Reuters has set some aggressive growth targets for the Reuters Enterprise Platform (REP) – launched officially at Sibos in Boston earlier this month, and envisaged as a complete enterprise data management solution. According to Gary Barr, its global head of EDM, one client is live already, and a second is expected to be live by the end of this year. “We aim to have 20-25 clients by December 2008,” he told Reference Data Review in Boston. Reuters is also considering launching – possibly next year – an ASP version of the solution (currently it is a managed service, with the software at the client site and maintenance done by Reuters). This could help it to generate real scale on the buy side and among tier two and three firms, the vendor believes – and take the number of users up to the 1000 mark.
The REP is described as “a fully managed service for the creation and distribution of verified data across the enterprise”. It comprises three components: the already widely implemented Reuters Market Data System (RMDS); the Reuters Reference Data System (RRDS) – the warehouse component for golden copy creation (based on technology bought from Worldwide Information Network Systems earlier this year); and the Reuters Enterprise Integration Engine (REIE) for orchestration and downstream data distribution. This latter component is a piece of software to which Reuters has exclusive rights, developed for it by integration specialist m35.
Barr says one of the existing clients is using the warehouse component of the platform (RRDS) only, and another is taking the whole stack as part of a market risk solution. Pressed on whether the REP vision – of uniting real-time and reference data in a single infrastructure for true enterprise data management – is finding favour in the marketplace so far, Barr said: “The notion of tying together real-time and reference data has resonated from a vision perspective, although there is not so much demand for this out there right now.” The trigger for implementing a true enterprise approach will likely be those aspects of data – such as corporate actions – that are clearly needed by both front and back offices, he reckons.

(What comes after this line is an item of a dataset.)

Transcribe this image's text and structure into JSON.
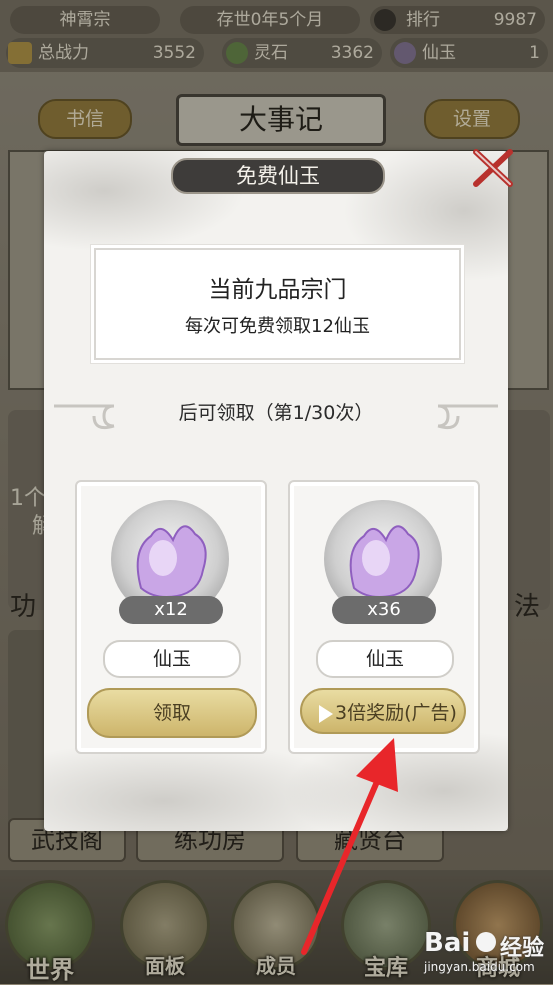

Reuters’ entry into the EDM space was unsurprisingly a topic of some discussion at the Boston event – at which most if not all the existing EDM vendors were exhibiting. Some observers expressed the view that a company of the size and reputation of Reuters setting out its EDM stall is good news for all the providers in the space, as it endorses the validity of the EDM concept. Barr also echoed this view, saying: “We think the scale and footprint and the brand name can offer value to other EDM vendors, and we are open and keen to see how we could work with them.” Important here is that Reuters sees its real strength as being on the integration side, rather than the data warehousing side. “We’d be open to putting anyone’s data warehouse in our platform,” Barr continued. “I see the warehouse as an application, rather than a concrete part of data management. If firms already have data warehouse applications in place, then we can provide the distribution and integration. Our strength is in the integration and the knitting together.”
Other sources questioned whether Reuters hadn’t already tried its hand at EDM, through the ill-fated joint venture with Capco, Synetix. Barr dismissed the comparison, saying Synetix was based around a “reconciliation solution”.
What is certain is that Reuters has at least two key strengths to play to when it comes to growing the client base for REP. One is the installed base of RMDS users – Barr says during the next 12 months the vendor will be talking to them all with a view to migrating them over to the broader platform. The other is the 600 software partners already writing applications to RMDS. “Clearly, we are working with them to encourage them to extend that connectivity to the other components as well,” he adds. “This will lead to many off-the-shelf applications around the industry having native connectivity to the Reuters Enterprise Platform in the broadest sense.”